Each entry needs to be copied exactly, with nothing left out.
Dataset records Block Start
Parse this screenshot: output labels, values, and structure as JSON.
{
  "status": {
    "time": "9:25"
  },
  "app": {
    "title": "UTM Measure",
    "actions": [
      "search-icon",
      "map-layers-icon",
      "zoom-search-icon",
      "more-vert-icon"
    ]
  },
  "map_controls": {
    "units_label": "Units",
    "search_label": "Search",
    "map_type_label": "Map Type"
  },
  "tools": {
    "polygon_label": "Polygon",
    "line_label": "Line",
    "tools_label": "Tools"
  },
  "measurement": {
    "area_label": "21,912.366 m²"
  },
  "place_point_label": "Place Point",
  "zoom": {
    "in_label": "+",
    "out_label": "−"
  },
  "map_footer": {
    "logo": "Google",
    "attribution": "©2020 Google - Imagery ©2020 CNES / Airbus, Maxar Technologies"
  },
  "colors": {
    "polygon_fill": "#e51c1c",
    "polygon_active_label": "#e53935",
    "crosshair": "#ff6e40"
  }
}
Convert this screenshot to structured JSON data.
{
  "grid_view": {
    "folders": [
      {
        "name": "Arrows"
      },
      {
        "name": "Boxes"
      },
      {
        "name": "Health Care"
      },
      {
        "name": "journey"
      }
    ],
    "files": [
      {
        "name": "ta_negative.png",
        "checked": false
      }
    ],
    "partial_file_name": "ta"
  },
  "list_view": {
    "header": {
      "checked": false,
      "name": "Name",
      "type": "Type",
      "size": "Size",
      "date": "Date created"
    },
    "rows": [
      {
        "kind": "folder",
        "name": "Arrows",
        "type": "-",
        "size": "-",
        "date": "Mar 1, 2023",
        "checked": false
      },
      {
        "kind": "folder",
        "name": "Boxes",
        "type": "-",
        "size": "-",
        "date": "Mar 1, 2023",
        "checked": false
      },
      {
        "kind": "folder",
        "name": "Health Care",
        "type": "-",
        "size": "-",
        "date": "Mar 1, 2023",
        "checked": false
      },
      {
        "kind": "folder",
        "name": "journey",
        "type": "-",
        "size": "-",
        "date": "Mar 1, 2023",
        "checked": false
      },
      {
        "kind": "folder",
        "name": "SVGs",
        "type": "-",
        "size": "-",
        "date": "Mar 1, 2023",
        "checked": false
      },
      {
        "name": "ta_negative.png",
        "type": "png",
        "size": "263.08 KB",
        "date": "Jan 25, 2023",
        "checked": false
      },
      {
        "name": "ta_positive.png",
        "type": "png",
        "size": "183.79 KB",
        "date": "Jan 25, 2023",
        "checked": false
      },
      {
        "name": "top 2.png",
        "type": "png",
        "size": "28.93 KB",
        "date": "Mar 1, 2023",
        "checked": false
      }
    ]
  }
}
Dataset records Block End
**Response box**
Parse this screenshot: output labels, values, and structure as JSON.
{
  "status": {
    "time": "9:25"
  },
  "app": {
    "title": "UTM Measure",
    "actions": [
      "search-icon",
      "map-layers-icon",
      "zoom-search-icon",
      "more-vert-icon"
    ]
  },
  "map_controls": {
    "units_label": "Units",
    "search_label": "Search",
    "map_type_label": "Map Type"
  },
  "tools": {
    "polygon_label": "Polygon",
    "line_label": "Line",
    "tools_label": "Tools"
  },
  "measurement": {
    "area_label": "21,912.366 m²"
  },
  "place_point_label": "Place Point",
  "zoom": {
    "in_label": "+",
    "out_label": "−"
  },
  "map_footer": {
    "logo": "Google",
    "attribution": "©2020 Google - Imagery ©2020 CNES / Airbus, Maxar Technologies"
  },
  "colors": {
    "polygon_fill": "#e51c1c",
    "polygon_active_label": "#e53935",
    "crosshair": "#ff6e40"
  }
}
Convert this screenshot to structured JSON data.
{
  "grid_view": {
    "folders": [
      {
        "name": "Arrows"
      },
      {
        "name": "Boxes"
      },
      {
        "name": "Health Care"
      },
      {
        "name": "journey"
      }
    ],
    "files": [
      {
        "name": "ta_negative.png",
        "checked": false
      }
    ],
    "partial_file_name": "ta"
  },
  "list_view": {
    "header": {
      "checked": false,
      "name": "Name",
      "type": "Type",
      "size": "Size",
      "date": "Date created"
    },
    "rows": [
      {
        "kind": "folder",
        "name": "Arrows",
        "type": "-",
        "size": "-",
        "date": "Mar 1, 2023",
        "checked": false
      },
      {
        "kind": "folder",
        "name": "Boxes",
        "type": "-",
        "size": "-",
        "date": "Mar 1, 2023",
        "checked": false
      },
      {
        "kind": "folder",
        "name": "Health Care",
        "type": "-",
        "size": "-",
        "date": "Mar 1, 2023",
        "checked": false
      },
      {
        "kind": "folder",
        "name": "journey",
        "type": "-",
        "size": "-",
        "date": "Mar 1, 2023",
        "checked": false
      },
      {
        "kind": "folder",
        "name": "SVGs",
        "type": "-",
        "size": "-",
        "date": "Mar 1, 2023",
        "checked": false
      },
      {
        "name": "ta_negative.png",
        "type": "png",
        "size": "263.08 KB",
        "date": "Jan 25, 2023",
        "checked": false
      },
      {
        "name": "ta_positive.png",
        "type": "png",
        "size": "183.79 KB",
        "date": "Jan 25, 2023",
        "checked": false
      },
      {
        "name": "top 2.png",
        "type": "png",
        "size": "28.93 KB",
        "date": "Mar 1, 2023",
        "checked": false
      }
    ]
  }
}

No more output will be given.